Find and copy each line of the records where the string "flag" shows up.

> Task inputs

>>>

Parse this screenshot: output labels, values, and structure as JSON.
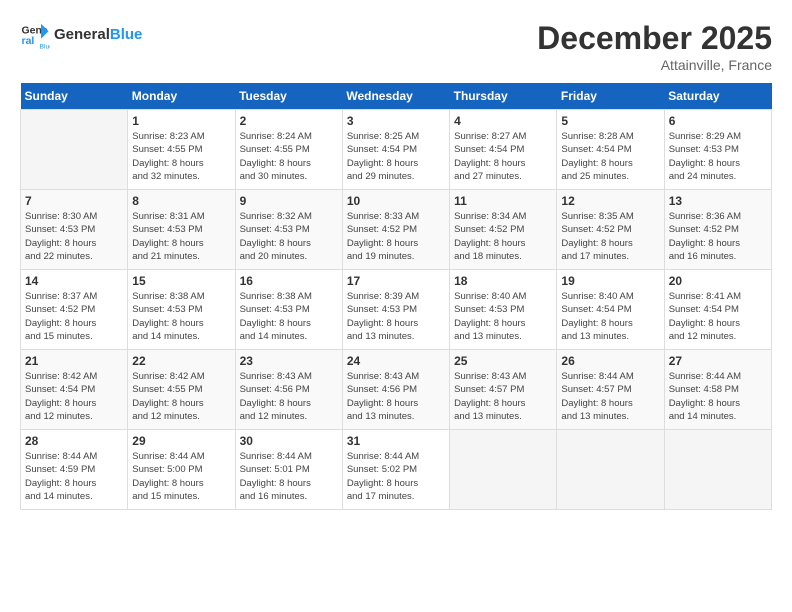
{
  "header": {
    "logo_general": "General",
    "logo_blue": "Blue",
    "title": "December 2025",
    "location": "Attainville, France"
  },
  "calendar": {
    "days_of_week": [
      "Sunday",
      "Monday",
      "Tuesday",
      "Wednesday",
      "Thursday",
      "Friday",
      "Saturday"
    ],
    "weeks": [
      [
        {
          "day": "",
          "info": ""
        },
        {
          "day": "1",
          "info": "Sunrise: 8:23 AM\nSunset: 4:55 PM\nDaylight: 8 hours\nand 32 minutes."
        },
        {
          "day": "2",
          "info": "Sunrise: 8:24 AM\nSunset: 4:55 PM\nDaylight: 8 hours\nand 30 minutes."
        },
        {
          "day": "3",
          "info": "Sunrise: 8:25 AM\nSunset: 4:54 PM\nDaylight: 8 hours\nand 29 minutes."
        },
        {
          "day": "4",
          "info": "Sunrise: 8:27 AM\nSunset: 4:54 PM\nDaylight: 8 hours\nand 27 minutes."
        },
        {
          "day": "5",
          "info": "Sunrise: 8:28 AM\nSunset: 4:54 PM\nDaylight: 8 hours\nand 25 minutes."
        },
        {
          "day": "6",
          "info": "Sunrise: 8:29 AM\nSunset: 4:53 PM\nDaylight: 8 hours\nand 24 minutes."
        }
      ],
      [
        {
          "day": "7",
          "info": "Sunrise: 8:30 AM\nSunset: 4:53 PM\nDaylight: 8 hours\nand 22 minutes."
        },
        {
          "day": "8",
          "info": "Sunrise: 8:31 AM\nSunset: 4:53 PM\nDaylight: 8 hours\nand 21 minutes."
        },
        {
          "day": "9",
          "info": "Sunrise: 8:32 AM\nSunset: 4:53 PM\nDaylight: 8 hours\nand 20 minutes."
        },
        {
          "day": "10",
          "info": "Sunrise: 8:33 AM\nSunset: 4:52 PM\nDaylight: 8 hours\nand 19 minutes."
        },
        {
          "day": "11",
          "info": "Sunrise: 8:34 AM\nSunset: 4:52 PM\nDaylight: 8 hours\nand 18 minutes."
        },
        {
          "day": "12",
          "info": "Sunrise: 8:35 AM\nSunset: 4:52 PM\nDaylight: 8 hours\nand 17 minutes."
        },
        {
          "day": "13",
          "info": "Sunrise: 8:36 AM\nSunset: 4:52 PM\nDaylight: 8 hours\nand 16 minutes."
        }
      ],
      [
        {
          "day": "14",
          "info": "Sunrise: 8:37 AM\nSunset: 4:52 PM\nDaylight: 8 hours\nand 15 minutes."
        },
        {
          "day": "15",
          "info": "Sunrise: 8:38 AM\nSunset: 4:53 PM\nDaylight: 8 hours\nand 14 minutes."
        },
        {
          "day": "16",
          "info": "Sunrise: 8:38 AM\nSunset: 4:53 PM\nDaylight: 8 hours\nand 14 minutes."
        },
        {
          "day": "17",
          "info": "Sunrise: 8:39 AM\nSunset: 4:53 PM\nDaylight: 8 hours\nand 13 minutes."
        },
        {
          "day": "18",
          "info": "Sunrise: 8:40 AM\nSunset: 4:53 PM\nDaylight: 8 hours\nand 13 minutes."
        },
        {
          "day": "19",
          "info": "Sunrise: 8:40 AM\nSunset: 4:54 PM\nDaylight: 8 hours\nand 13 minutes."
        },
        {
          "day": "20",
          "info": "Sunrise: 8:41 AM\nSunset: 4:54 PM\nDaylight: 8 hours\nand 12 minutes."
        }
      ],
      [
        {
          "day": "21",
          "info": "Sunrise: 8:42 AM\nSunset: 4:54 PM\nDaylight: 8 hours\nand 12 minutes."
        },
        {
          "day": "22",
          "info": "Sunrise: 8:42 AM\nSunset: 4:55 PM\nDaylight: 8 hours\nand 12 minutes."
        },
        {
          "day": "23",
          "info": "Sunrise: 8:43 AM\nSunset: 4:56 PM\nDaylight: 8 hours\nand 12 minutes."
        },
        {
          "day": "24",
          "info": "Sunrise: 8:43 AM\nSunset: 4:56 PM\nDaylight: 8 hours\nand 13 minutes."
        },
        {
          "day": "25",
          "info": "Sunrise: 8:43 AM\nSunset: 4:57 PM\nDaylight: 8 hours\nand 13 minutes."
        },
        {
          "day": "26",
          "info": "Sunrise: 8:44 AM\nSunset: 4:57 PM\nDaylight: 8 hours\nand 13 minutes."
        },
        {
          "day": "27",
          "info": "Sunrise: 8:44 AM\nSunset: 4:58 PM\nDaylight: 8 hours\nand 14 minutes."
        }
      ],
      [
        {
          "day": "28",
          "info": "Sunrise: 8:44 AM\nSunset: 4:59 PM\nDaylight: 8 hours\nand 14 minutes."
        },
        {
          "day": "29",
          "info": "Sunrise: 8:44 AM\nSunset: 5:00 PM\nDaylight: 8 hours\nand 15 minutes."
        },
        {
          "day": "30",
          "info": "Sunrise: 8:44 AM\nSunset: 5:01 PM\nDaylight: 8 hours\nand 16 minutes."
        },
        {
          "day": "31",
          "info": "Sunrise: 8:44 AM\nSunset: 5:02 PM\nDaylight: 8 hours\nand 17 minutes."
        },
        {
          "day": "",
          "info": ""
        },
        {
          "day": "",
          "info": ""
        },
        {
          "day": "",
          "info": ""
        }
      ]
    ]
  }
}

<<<
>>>

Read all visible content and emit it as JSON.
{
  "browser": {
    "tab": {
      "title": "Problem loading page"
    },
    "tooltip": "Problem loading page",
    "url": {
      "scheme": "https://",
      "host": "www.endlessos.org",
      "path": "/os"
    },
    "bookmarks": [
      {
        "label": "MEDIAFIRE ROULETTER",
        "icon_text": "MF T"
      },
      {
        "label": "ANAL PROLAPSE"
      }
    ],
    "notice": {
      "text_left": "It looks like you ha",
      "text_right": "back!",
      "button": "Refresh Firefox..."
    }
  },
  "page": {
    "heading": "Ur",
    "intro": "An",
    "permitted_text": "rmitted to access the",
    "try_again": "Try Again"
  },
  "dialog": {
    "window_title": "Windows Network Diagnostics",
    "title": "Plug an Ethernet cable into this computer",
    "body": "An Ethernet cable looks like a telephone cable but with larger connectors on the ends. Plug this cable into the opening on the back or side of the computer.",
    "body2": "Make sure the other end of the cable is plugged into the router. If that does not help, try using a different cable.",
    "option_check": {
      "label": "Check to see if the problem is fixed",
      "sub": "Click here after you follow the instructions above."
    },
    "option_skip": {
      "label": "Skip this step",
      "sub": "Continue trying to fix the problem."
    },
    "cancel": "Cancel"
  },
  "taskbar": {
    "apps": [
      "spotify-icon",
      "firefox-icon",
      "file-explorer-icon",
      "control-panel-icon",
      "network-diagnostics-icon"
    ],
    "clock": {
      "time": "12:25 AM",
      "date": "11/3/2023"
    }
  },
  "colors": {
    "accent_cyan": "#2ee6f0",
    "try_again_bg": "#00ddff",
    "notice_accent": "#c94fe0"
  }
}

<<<
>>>

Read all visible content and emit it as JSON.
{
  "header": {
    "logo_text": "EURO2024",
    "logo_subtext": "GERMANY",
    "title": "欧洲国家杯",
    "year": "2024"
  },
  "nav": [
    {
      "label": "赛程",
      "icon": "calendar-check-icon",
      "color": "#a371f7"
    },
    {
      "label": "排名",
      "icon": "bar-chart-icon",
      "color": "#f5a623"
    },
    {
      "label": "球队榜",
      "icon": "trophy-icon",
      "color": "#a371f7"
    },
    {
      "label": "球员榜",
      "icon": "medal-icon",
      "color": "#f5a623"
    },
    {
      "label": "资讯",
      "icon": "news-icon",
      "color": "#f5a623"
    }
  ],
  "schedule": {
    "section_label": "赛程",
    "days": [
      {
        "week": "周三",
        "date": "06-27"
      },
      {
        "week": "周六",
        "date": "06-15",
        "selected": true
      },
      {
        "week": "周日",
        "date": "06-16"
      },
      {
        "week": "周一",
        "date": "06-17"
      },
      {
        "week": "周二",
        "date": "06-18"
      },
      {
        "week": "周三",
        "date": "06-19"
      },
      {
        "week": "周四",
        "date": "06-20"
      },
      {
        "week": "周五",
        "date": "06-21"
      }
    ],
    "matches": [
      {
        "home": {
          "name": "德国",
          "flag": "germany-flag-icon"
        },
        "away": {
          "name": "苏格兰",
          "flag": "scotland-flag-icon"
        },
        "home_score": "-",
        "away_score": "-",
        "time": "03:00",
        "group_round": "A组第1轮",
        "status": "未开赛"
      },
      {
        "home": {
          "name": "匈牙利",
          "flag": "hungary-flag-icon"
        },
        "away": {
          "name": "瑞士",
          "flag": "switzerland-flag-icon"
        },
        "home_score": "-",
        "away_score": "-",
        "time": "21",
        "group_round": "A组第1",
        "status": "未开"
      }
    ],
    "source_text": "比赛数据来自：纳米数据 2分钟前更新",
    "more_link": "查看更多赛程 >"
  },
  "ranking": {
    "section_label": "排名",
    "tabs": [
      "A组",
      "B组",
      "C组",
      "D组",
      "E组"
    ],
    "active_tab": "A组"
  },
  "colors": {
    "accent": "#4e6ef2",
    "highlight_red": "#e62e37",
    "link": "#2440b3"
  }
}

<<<

> Your solution
          "flag": "germany-flag-icon"
          "flag": "scotland-flag-icon"
          "flag": "hungary-flag-icon"
          "flag": "switzerland-flag-icon"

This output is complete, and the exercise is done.